*** Opening EXTRACTED MATERIAL ***
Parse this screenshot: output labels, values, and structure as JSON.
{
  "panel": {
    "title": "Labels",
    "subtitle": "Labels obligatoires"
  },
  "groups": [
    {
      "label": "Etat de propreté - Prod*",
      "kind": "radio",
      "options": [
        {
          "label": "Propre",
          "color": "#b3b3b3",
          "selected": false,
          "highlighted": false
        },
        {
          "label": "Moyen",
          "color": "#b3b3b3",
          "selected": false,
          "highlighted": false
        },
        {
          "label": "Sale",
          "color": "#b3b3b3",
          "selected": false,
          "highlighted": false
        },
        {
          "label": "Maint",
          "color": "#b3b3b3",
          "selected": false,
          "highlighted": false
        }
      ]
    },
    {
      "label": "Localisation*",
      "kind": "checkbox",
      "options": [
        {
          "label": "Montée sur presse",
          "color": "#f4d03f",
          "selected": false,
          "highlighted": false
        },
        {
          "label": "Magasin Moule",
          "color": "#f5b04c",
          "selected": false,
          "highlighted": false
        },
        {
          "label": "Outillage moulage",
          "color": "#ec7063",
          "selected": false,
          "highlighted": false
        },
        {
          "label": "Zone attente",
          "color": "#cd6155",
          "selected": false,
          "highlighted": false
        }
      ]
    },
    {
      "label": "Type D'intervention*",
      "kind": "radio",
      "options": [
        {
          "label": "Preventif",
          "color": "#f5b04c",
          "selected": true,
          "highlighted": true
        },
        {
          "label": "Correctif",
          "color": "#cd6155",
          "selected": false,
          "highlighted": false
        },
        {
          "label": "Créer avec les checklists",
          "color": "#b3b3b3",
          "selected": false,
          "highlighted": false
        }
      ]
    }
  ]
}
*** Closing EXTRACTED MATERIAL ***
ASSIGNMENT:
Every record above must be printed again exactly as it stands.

ANSWER:
Parse this screenshot: output labels, values, and structure as JSON.
{
  "panel": {
    "title": "Labels",
    "subtitle": "Labels obligatoires"
  },
  "groups": [
    {
      "label": "Etat de propreté - Prod*",
      "kind": "radio",
      "options": [
        {
          "label": "Propre",
          "color": "#b3b3b3",
          "selected": false,
          "highlighted": false
        },
        {
          "label": "Moyen",
          "color": "#b3b3b3",
          "selected": false,
          "highlighted": false
        },
        {
          "label": "Sale",
          "color": "#b3b3b3",
          "selected": false,
          "highlighted": false
        },
        {
          "label": "Maint",
          "color": "#b3b3b3",
          "selected": false,
          "highlighted": false
        }
      ]
    },
    {
      "label": "Localisation*",
      "kind": "checkbox",
      "options": [
        {
          "label": "Montée sur presse",
          "color": "#f4d03f",
          "selected": false,
          "highlighted": false
        },
        {
          "label": "Magasin Moule",
          "color": "#f5b04c",
          "selected": false,
          "highlighted": false
        },
        {
          "label": "Outillage moulage",
          "color": "#ec7063",
          "selected": false,
          "highlighted": false
        },
        {
          "label": "Zone attente",
          "color": "#cd6155",
          "selected": false,
          "highlighted": false
        }
      ]
    },
    {
      "label": "Type D'intervention*",
      "kind": "radio",
      "options": [
        {
          "label": "Preventif",
          "color": "#f5b04c",
          "selected": true,
          "highlighted": true
        },
        {
          "label": "Correctif",
          "color": "#cd6155",
          "selected": false,
          "highlighted": false
        },
        {
          "label": "Créer avec les checklists",
          "color": "#b3b3b3",
          "selected": false,
          "highlighted": false
        }
      ]
    }
  ]
}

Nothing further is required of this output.